Astute listeners may note that Old Nancy can never remember how old she is, in this episode or any other. In this one she claims to be 118 at the beginning, then 112 later on. Just one of the old witch's endearing qualities, and which inconsistency her feline familiar Satan never seems to notice.

Play Time: 29:40

{To be honest, in September of 1932 there weren't the number of SF magazines to choose from there would be in years to come. Nevertheless, neighborhood youngsters would gather at the corner newsstand and come away with enough adventurous reading material to slate their unfettered imaginations, a few of their possible selections shown below.}

[Left: Amazing, Sept. 1932 - Center: The Shadow, Sept. 1932 - Right: Weird Tales, Sept. 1932]


{Because this is Halloween, the night of unspeakable horrors, we thought it only fitting to assault your tender senses with two of the most horrible covers in the history of the SF magazines. Please hide your children as you view these terrible covers, especially the unspeakably abominable cover of Wonder Stories.}

[Left: Astounding Stories, Sept. 1932 -- Right: Wonder Stories, Sept. 1932]


To ease the pain from the lingering retinal torture from the above covers, we leave you with some levity to balance out your Halloween evening. Enjoy!

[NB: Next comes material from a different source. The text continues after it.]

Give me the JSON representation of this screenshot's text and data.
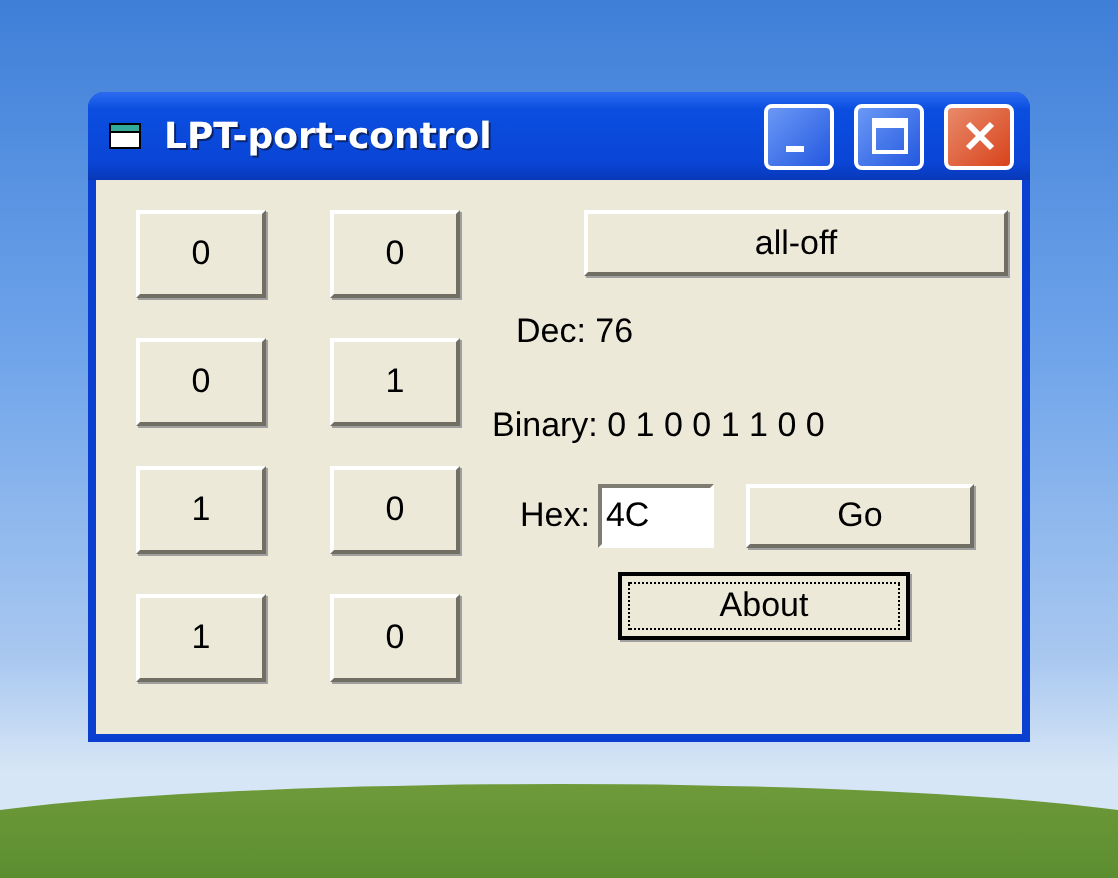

Play Time: 3:04

To view the entire list of weekly Old Time Radio episodes at Tangent Online, click here.